This lack of integration of systems – or holistic approach, means the benefits of Intelligent Transport Systems can be constrained.


Symbolic beginning in Australia


Professor Vlacic’s personal story is remarkable – he arrived in Australia in 1991 at the same time as war broke out in his homeland of the former Yugoslavia. Brisbane has been his family’s home ever since.


“I was offered an academic position with Griffith in late 1990 and arrived with my family - wife Mira, son Bojan and daughter Jelena on the 6th of July 1991 departing from my former country, Socialist Federal Republic of Yugoslavia on the 4th of July 1991 - which was a symbolic beginning of my employment with Griffith University and my immersion in the Australian way of life.”


“Thus, our decision to move to Australia was made in early 1990, when we were in the USA on my Fulbright Post-doctoral Research Fellowship.”


He is pleased that Griffith University’s contribution to research into co-operative self-driving vehicles has been recognised by the profession, but is reluctant to claim personal credit for this.


“I do not like to talk about my achievements in the profession as they are not just my own achievements, but rather the outcomes of longstanding fruitful collaborations and interactions with my peers, my team and fellow students.”

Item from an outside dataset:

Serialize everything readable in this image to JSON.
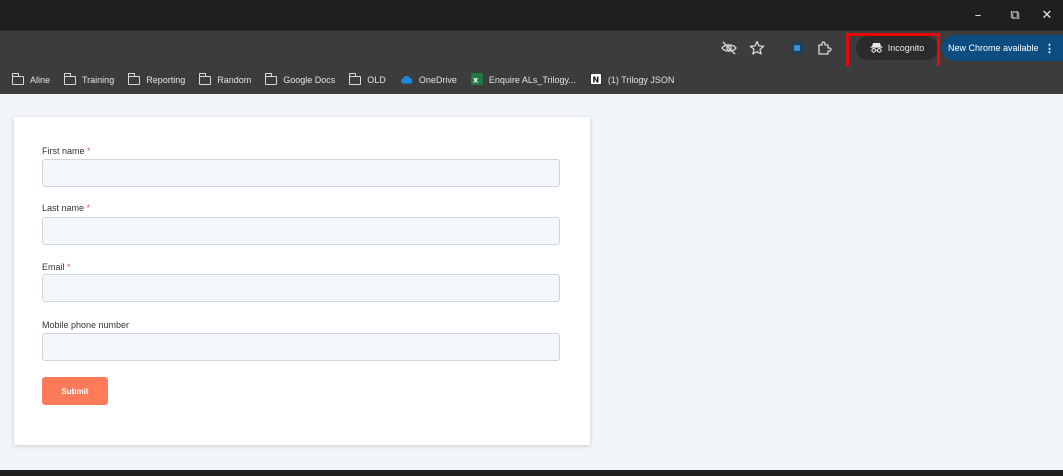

Looking to the forefront has always been a focus of Professor Vlacic’s work – so what does the world of Intelligent Transport Systems look like in the future?


“Intelligent Transport System solutions, products and services bring a quality step change to the transport safety, increase people’s mobility, enable equality in accessing transport services and let people enjoy a journey to their destinations.”


Partnership with Destination Gold Coast


His partnership with Destination Gold Coast has been hugely successful because of his deep understanding of the impact and value of conferences.


“So far, I have organised 16 national and international conferences, 13 of them on the Gold Coast.  The very first one was in 1996. All of it thanks to enormous support received from the Destination Gold Coast Business Events. 


“Typically, our partnership starts immediately from the day of my decision to prepare a conference bid and lasts till the very last minute of the conference farewell session. 


“In 2024, as well as in 2025, I will host the Australian & New Zealand Control Conference and, also in 2025, I will bring the IEEE – Intelligent Transportation Systems Conference to Australia,” Professor Vlacic said.


For Professor Ljubo Vlacic the next chapter of his career will be immensely rewarding – and it will also be a great honour for the Gold Coast and Australia that he is at the helm of the IEEE-ITSS.


Global societies and associations play a key role in connecting communities and allowing knowledge transfer that enables ideas, discoveries, innovations and learning to flourish.


There is no doubt, that many will benefit from Professor Vlacic heading the global peak body for Intelligent Transport – as they have at Griffith University in the decades that he has been there.


He is a born teacher, connector and the Gold Coast is proud to honour him as one of its finest leaders and ambassadors.